Among the entries that follow, find every line with the word "image" and copy it.

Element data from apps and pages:
---+---
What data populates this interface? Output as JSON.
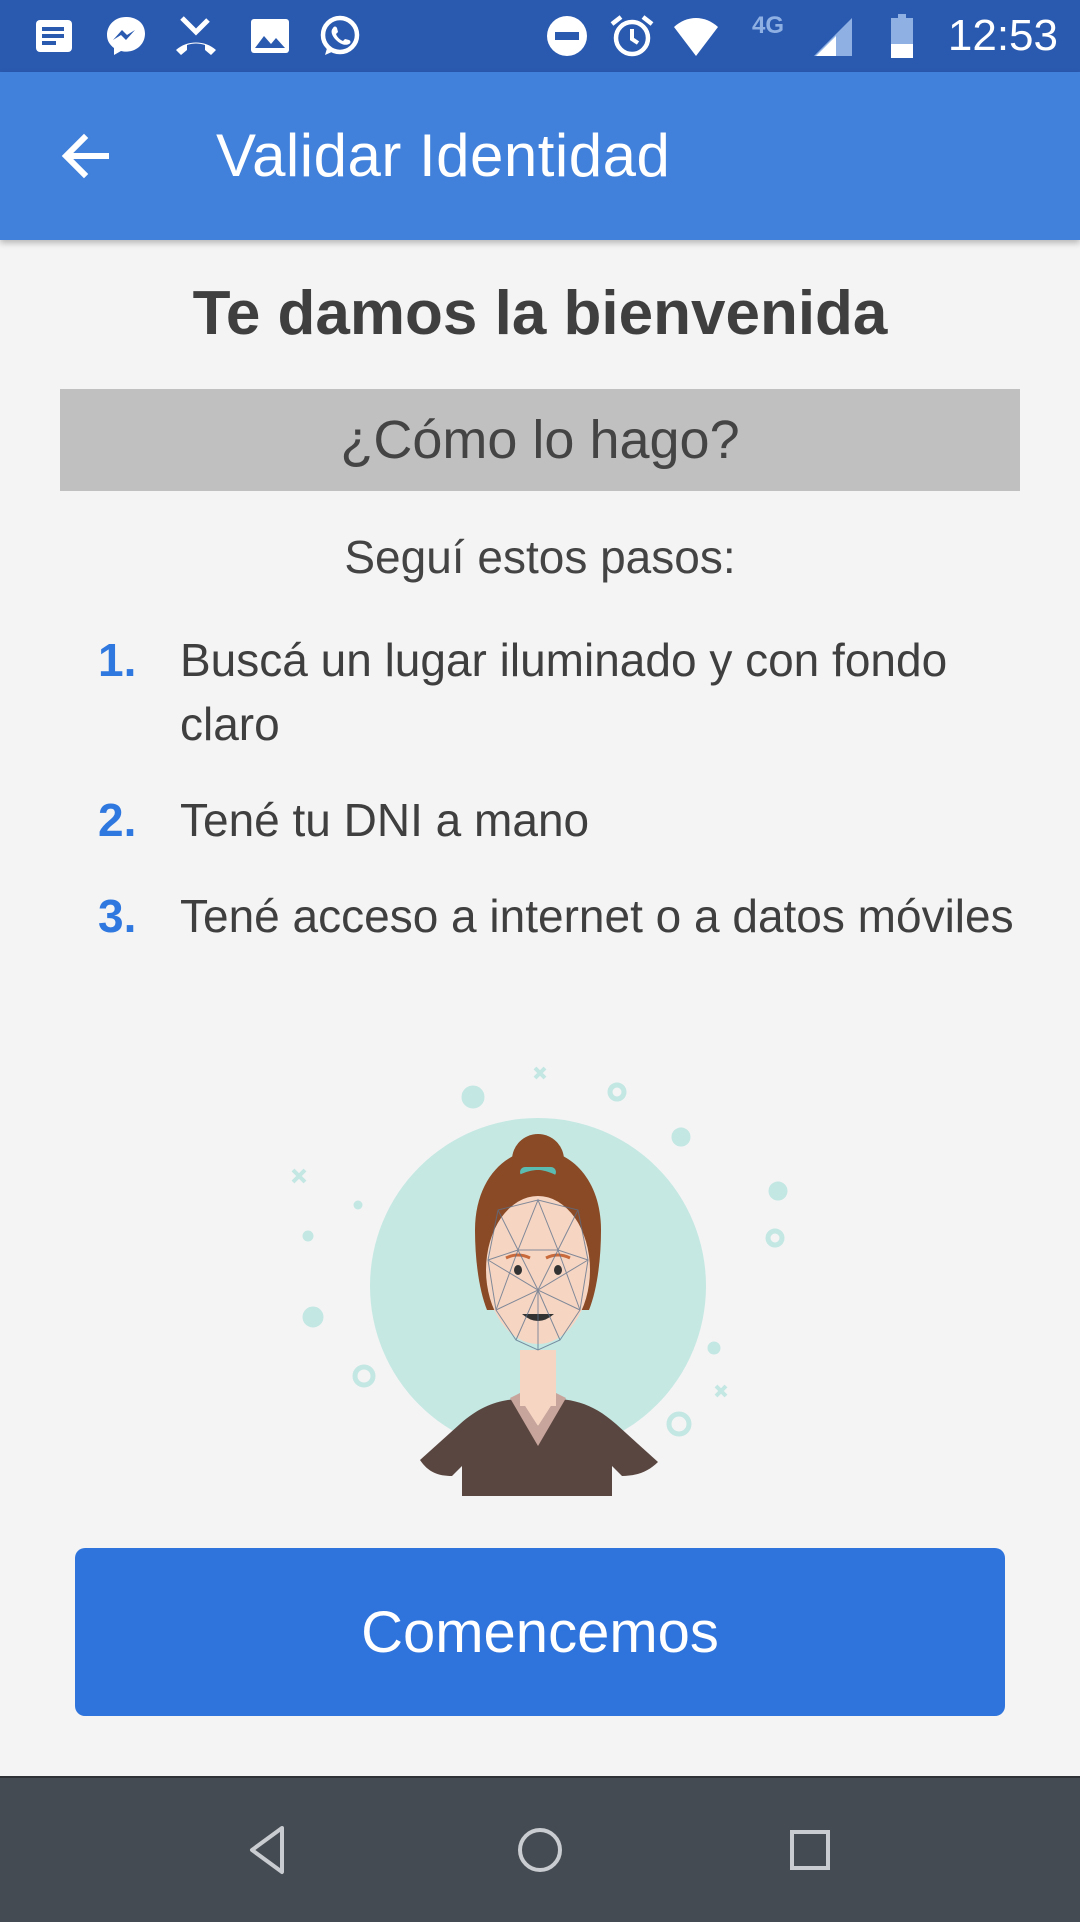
{
  "status_bar": {
    "time": "12:53",
    "network": "4G",
    "left_icons": [
      "notes-icon",
      "messenger-icon",
      "missed-call-icon",
      "image-icon",
      "whatsapp-icon"
    ],
    "right_icons": [
      "do-not-disturb-icon",
      "alarm-icon",
      "wifi-icon",
      "cell-signal-icon",
      "battery-icon"
    ]
  },
  "app_bar": {
    "title": "Validar Identidad",
    "back_icon": "arrow-back-icon"
  },
  "content": {
    "welcome": "Te damos la bienvenida",
    "how_title": "¿Cómo lo hago?",
    "steps_intro": "Seguí estos pasos:",
    "steps": [
      {
        "number": "1.",
        "text": "Buscá un lugar iluminado y con fondo claro"
      },
      {
        "number": "2.",
        "text": "Tené tu DNI a mano"
      },
      {
        "number": "3.",
        "text": "Tené acceso a internet o a datos móviles"
      }
    ]
  },
  "cta": {
    "label": "Comencemos"
  },
  "colors": {
    "status_bar": "#2a5ab0",
    "app_bar": "#4181db",
    "accent": "#2f74dc",
    "step_number": "#2f78e0",
    "how_box": "#c0c0c0",
    "background": "#f4f4f4",
    "nav_bar": "#454b52"
  },
  "nav_bar": {
    "buttons": [
      "back-triangle-icon",
      "home-circle-icon",
      "recents-square-icon"
    ]
  }
}
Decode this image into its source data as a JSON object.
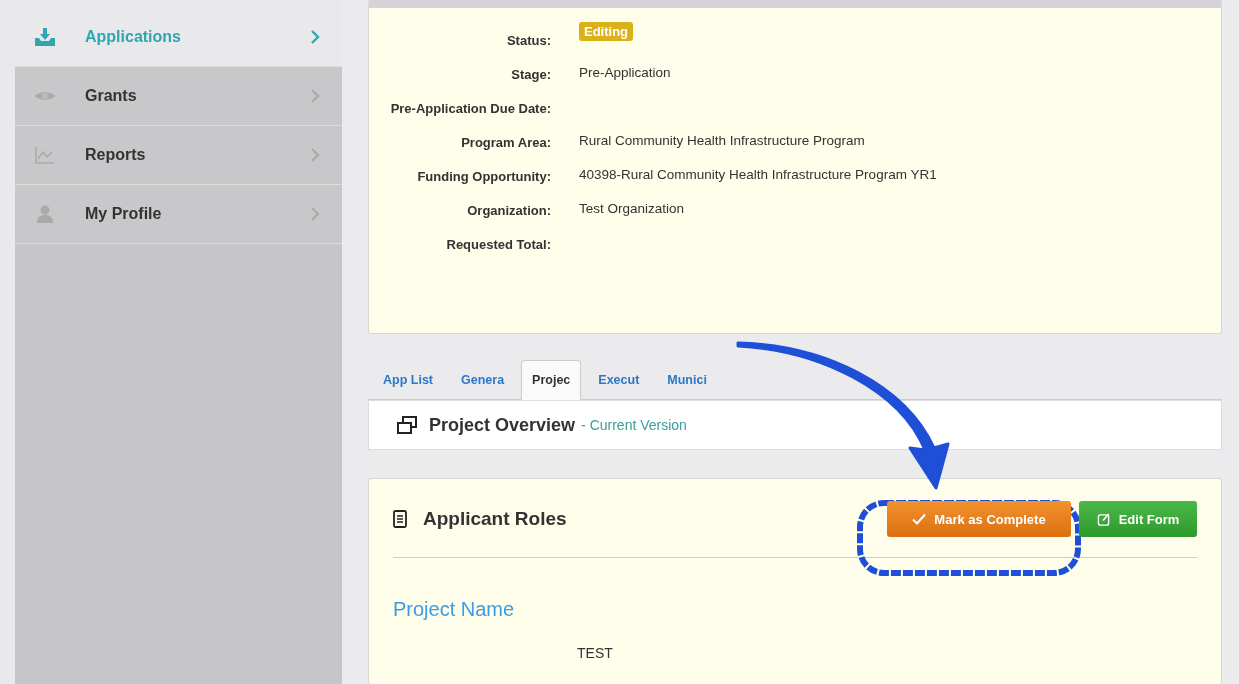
{
  "sidebar": {
    "items": [
      {
        "label": "Applications",
        "selected": true
      },
      {
        "label": "Grants",
        "selected": false
      },
      {
        "label": "Reports",
        "selected": false
      },
      {
        "label": "My Profile",
        "selected": false
      }
    ]
  },
  "summary": {
    "status_badge": "Editing",
    "fields": [
      {
        "label": "Status:"
      },
      {
        "label": "Stage:",
        "value": "Pre-Application"
      },
      {
        "label": "Pre-Application Due Date:"
      },
      {
        "label": "Program Area:",
        "value": "Rural Community Health Infrastructure Program"
      },
      {
        "label": "Funding Opportunity:",
        "value": "40398-Rural Community Health Infrastructure Program YR1"
      },
      {
        "label": "Organization:",
        "value": "Test Organization"
      },
      {
        "label": "Requested Total:"
      }
    ]
  },
  "tabs": [
    {
      "label": "App List",
      "selected": false
    },
    {
      "label": "Genera",
      "selected": false
    },
    {
      "label": "Projec",
      "selected": true
    },
    {
      "label": "Execut",
      "selected": false
    },
    {
      "label": "Munici",
      "selected": false
    }
  ],
  "overview": {
    "title": "Project Overview",
    "subtitle": "- Current Version"
  },
  "section": {
    "title": "Applicant Roles",
    "buttons": [
      {
        "kind": "complete",
        "label": "Mark as Complete"
      },
      {
        "kind": "edit",
        "label": "Edit Form"
      }
    ],
    "field_heading": "Project Name",
    "field_value": "TEST"
  }
}
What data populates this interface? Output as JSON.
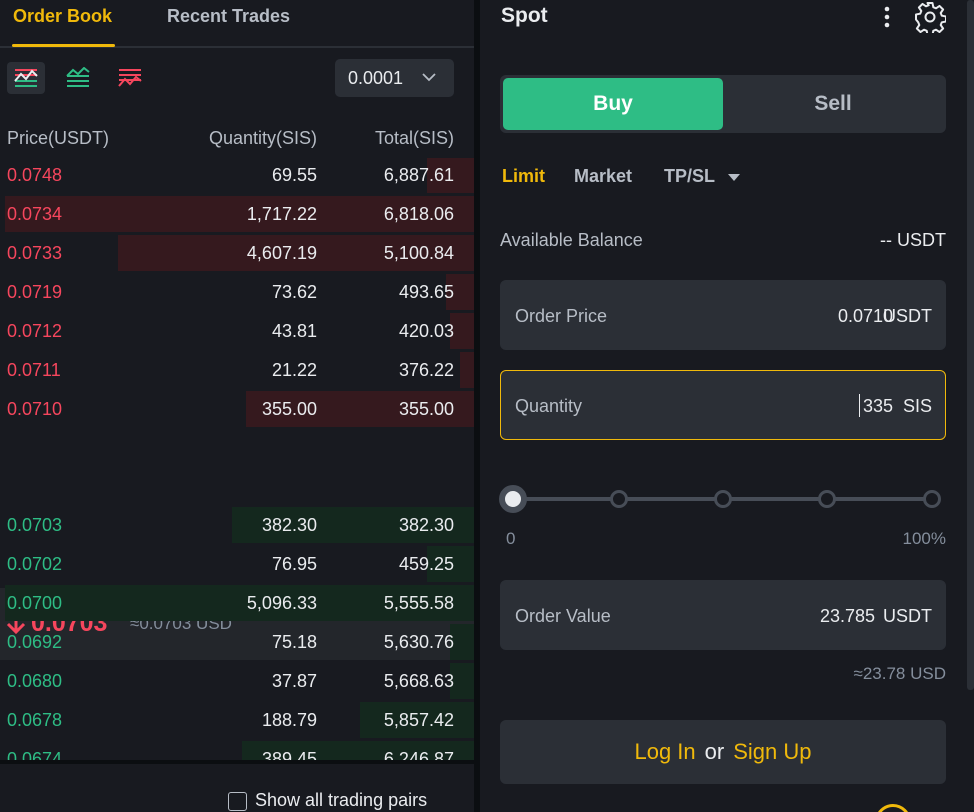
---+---
• RESPONSE AREA
      "image-icon",
Decode this image into its source data as a JSON object.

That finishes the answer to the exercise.